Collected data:
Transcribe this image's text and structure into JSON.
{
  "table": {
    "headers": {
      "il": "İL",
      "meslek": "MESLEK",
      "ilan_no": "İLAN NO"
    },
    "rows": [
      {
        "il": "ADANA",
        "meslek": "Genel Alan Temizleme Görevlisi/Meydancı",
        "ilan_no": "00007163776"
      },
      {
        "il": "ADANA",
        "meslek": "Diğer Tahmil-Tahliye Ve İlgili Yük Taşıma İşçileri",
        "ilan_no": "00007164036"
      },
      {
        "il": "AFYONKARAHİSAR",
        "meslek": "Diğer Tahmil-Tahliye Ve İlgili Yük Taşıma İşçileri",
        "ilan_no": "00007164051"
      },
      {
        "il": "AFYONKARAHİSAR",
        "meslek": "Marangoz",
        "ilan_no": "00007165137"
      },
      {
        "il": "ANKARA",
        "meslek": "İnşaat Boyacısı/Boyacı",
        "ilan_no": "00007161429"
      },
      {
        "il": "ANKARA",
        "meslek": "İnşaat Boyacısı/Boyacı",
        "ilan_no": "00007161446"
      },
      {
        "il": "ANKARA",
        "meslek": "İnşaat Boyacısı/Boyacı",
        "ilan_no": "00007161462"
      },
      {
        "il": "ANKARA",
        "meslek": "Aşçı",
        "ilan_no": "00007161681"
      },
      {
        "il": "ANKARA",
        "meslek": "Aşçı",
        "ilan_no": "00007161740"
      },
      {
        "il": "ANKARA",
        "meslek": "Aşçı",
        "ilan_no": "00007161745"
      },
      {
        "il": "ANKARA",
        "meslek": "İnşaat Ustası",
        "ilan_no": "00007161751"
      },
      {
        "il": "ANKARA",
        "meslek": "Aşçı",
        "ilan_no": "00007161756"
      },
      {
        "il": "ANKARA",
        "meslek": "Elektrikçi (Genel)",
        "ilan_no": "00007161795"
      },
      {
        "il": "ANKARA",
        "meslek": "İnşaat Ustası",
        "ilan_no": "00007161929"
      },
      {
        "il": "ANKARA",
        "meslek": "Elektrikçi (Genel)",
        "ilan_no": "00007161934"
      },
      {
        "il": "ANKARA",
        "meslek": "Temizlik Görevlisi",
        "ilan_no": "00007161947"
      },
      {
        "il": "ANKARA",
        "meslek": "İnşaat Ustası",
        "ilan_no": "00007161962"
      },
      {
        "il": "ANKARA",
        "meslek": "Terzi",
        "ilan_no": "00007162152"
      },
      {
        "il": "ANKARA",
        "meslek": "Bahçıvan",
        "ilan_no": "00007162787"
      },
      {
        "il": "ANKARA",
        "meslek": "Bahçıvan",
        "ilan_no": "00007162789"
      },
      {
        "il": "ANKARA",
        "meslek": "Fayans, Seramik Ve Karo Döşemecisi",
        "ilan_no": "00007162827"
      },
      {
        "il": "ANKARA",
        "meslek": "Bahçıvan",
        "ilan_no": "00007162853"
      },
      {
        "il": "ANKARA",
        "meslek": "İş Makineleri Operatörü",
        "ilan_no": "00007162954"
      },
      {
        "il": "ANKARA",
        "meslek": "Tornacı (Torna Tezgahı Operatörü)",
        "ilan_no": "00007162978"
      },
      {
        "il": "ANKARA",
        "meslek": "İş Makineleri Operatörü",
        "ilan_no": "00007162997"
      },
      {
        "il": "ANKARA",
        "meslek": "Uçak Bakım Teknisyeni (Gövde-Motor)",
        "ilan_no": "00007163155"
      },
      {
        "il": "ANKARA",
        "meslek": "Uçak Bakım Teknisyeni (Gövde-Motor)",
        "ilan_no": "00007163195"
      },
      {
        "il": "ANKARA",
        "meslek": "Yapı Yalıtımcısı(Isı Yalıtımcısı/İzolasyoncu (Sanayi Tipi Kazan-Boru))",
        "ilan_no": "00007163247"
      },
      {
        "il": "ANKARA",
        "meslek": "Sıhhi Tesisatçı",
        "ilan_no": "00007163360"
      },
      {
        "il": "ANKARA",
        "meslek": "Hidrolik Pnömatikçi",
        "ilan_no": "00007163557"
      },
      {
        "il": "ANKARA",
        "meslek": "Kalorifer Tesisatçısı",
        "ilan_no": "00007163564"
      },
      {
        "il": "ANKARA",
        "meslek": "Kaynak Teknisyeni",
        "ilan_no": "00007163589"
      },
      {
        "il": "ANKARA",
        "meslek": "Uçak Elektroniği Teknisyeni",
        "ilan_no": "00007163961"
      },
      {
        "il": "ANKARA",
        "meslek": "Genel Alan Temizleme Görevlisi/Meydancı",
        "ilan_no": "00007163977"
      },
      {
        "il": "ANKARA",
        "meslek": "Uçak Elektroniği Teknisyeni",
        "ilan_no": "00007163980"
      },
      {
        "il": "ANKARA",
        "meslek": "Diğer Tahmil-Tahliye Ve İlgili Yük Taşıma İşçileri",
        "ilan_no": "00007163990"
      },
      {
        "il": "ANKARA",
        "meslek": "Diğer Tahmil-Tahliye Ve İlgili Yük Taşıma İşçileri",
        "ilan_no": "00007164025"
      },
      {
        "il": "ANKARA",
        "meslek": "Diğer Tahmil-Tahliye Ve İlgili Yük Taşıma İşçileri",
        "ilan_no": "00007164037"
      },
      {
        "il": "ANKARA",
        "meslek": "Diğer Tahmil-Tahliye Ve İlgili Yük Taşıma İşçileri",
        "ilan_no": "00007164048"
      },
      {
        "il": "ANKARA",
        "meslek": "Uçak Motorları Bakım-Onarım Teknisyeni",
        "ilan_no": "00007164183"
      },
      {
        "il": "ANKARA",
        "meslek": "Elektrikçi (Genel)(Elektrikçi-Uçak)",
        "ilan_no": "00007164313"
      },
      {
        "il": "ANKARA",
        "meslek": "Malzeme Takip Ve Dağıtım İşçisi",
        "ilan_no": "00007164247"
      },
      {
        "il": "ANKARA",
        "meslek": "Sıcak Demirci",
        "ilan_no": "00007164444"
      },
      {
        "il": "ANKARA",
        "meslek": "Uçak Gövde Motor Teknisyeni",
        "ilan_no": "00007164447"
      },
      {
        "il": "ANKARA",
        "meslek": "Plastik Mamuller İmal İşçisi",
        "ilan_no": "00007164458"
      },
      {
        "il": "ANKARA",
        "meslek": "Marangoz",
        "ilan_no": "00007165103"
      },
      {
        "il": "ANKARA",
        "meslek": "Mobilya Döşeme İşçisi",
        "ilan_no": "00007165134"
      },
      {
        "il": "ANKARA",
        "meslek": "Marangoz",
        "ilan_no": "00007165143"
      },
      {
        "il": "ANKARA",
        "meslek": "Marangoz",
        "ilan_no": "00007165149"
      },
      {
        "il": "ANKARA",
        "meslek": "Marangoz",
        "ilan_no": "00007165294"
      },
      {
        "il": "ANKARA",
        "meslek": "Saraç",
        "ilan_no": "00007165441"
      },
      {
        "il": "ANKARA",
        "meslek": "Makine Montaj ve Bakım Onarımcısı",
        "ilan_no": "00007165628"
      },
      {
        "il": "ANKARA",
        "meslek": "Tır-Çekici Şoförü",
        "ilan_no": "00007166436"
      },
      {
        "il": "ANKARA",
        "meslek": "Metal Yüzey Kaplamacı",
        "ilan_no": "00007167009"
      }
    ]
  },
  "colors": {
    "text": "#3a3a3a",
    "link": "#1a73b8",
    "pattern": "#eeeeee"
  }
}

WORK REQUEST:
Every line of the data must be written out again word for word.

OUTPUT FOR THIS TASK:
Transcribe this image's text and structure into JSON.
{
  "table": {
    "headers": {
      "il": "İL",
      "meslek": "MESLEK",
      "ilan_no": "İLAN NO"
    },
    "rows": [
      {
        "il": "ADANA",
        "meslek": "Genel Alan Temizleme Görevlisi/Meydancı",
        "ilan_no": "00007163776"
      },
      {
        "il": "ADANA",
        "meslek": "Diğer Tahmil-Tahliye Ve İlgili Yük Taşıma İşçileri",
        "ilan_no": "00007164036"
      },
      {
        "il": "AFYONKARAHİSAR",
        "meslek": "Diğer Tahmil-Tahliye Ve İlgili Yük Taşıma İşçileri",
        "ilan_no": "00007164051"
      },
      {
        "il": "AFYONKARAHİSAR",
        "meslek": "Marangoz",
        "ilan_no": "00007165137"
      },
      {
        "il": "ANKARA",
        "meslek": "İnşaat Boyacısı/Boyacı",
        "ilan_no": "00007161429"
      },
      {
        "il": "ANKARA",
        "meslek": "İnşaat Boyacısı/Boyacı",
        "ilan_no": "00007161446"
      },
      {
        "il": "ANKARA",
        "meslek": "İnşaat Boyacısı/Boyacı",
        "ilan_no": "00007161462"
      },
      {
        "il": "ANKARA",
        "meslek": "Aşçı",
        "ilan_no": "00007161681"
      },
      {
        "il": "ANKARA",
        "meslek": "Aşçı",
        "ilan_no": "00007161740"
      },
      {
        "il": "ANKARA",
        "meslek": "Aşçı",
        "ilan_no": "00007161745"
      },
      {
        "il": "ANKARA",
        "meslek": "İnşaat Ustası",
        "ilan_no": "00007161751"
      },
      {
        "il": "ANKARA",
        "meslek": "Aşçı",
        "ilan_no": "00007161756"
      },
      {
        "il": "ANKARA",
        "meslek": "Elektrikçi (Genel)",
        "ilan_no": "00007161795"
      },
      {
        "il": "ANKARA",
        "meslek": "İnşaat Ustası",
        "ilan_no": "00007161929"
      },
      {
        "il": "ANKARA",
        "meslek": "Elektrikçi (Genel)",
        "ilan_no": "00007161934"
      },
      {
        "il": "ANKARA",
        "meslek": "Temizlik Görevlisi",
        "ilan_no": "00007161947"
      },
      {
        "il": "ANKARA",
        "meslek": "İnşaat Ustası",
        "ilan_no": "00007161962"
      },
      {
        "il": "ANKARA",
        "meslek": "Terzi",
        "ilan_no": "00007162152"
      },
      {
        "il": "ANKARA",
        "meslek": "Bahçıvan",
        "ilan_no": "00007162787"
      },
      {
        "il": "ANKARA",
        "meslek": "Bahçıvan",
        "ilan_no": "00007162789"
      },
      {
        "il": "ANKARA",
        "meslek": "Fayans, Seramik Ve Karo Döşemecisi",
        "ilan_no": "00007162827"
      },
      {
        "il": "ANKARA",
        "meslek": "Bahçıvan",
        "ilan_no": "00007162853"
      },
      {
        "il": "ANKARA",
        "meslek": "İş Makineleri Operatörü",
        "ilan_no": "00007162954"
      },
      {
        "il": "ANKARA",
        "meslek": "Tornacı (Torna Tezgahı Operatörü)",
        "ilan_no": "00007162978"
      },
      {
        "il": "ANKARA",
        "meslek": "İş Makineleri Operatörü",
        "ilan_no": "00007162997"
      },
      {
        "il": "ANKARA",
        "meslek": "Uçak Bakım Teknisyeni (Gövde-Motor)",
        "ilan_no": "00007163155"
      },
      {
        "il": "ANKARA",
        "meslek": "Uçak Bakım Teknisyeni (Gövde-Motor)",
        "ilan_no": "00007163195"
      },
      {
        "il": "ANKARA",
        "meslek": "Yapı Yalıtımcısı(Isı Yalıtımcısı/İzolasyoncu (Sanayi Tipi Kazan-Boru))",
        "ilan_no": "00007163247"
      },
      {
        "il": "ANKARA",
        "meslek": "Sıhhi Tesisatçı",
        "ilan_no": "00007163360"
      },
      {
        "il": "ANKARA",
        "meslek": "Hidrolik Pnömatikçi",
        "ilan_no": "00007163557"
      },
      {
        "il": "ANKARA",
        "meslek": "Kalorifer Tesisatçısı",
        "ilan_no": "00007163564"
      },
      {
        "il": "ANKARA",
        "meslek": "Kaynak Teknisyeni",
        "ilan_no": "00007163589"
      },
      {
        "il": "ANKARA",
        "meslek": "Uçak Elektroniği Teknisyeni",
        "ilan_no": "00007163961"
      },
      {
        "il": "ANKARA",
        "meslek": "Genel Alan Temizleme Görevlisi/Meydancı",
        "ilan_no": "00007163977"
      },
      {
        "il": "ANKARA",
        "meslek": "Uçak Elektroniği Teknisyeni",
        "ilan_no": "00007163980"
      },
      {
        "il": "ANKARA",
        "meslek": "Diğer Tahmil-Tahliye Ve İlgili Yük Taşıma İşçileri",
        "ilan_no": "00007163990"
      },
      {
        "il": "ANKARA",
        "meslek": "Diğer Tahmil-Tahliye Ve İlgili Yük Taşıma İşçileri",
        "ilan_no": "00007164025"
      },
      {
        "il": "ANKARA",
        "meslek": "Diğer Tahmil-Tahliye Ve İlgili Yük Taşıma İşçileri",
        "ilan_no": "00007164037"
      },
      {
        "il": "ANKARA",
        "meslek": "Diğer Tahmil-Tahliye Ve İlgili Yük Taşıma İşçileri",
        "ilan_no": "00007164048"
      },
      {
        "il": "ANKARA",
        "meslek": "Uçak Motorları Bakım-Onarım Teknisyeni",
        "ilan_no": "00007164183"
      },
      {
        "il": "ANKARA",
        "meslek": "Elektrikçi (Genel)(Elektrikçi-Uçak)",
        "ilan_no": "00007164313"
      },
      {
        "il": "ANKARA",
        "meslek": "Malzeme Takip Ve Dağıtım İşçisi",
        "ilan_no": "00007164247"
      },
      {
        "il": "ANKARA",
        "meslek": "Sıcak Demirci",
        "ilan_no": "00007164444"
      },
      {
        "il": "ANKARA",
        "meslek": "Uçak Gövde Motor Teknisyeni",
        "ilan_no": "00007164447"
      },
      {
        "il": "ANKARA",
        "meslek": "Plastik Mamuller İmal İşçisi",
        "ilan_no": "00007164458"
      },
      {
        "il": "ANKARA",
        "meslek": "Marangoz",
        "ilan_no": "00007165103"
      },
      {
        "il": "ANKARA",
        "meslek": "Mobilya Döşeme İşçisi",
        "ilan_no": "00007165134"
      },
      {
        "il": "ANKARA",
        "meslek": "Marangoz",
        "ilan_no": "00007165143"
      },
      {
        "il": "ANKARA",
        "meslek": "Marangoz",
        "ilan_no": "00007165149"
      },
      {
        "il": "ANKARA",
        "meslek": "Marangoz",
        "ilan_no": "00007165294"
      },
      {
        "il": "ANKARA",
        "meslek": "Saraç",
        "ilan_no": "00007165441"
      },
      {
        "il": "ANKARA",
        "meslek": "Makine Montaj ve Bakım Onarımcısı",
        "ilan_no": "00007165628"
      },
      {
        "il": "ANKARA",
        "meslek": "Tır-Çekici Şoförü",
        "ilan_no": "00007166436"
      },
      {
        "il": "ANKARA",
        "meslek": "Metal Yüzey Kaplamacı",
        "ilan_no": "00007167009"
      }
    ]
  },
  "colors": {
    "text": "#3a3a3a",
    "link": "#1a73b8",
    "pattern": "#eeeeee"
  }
}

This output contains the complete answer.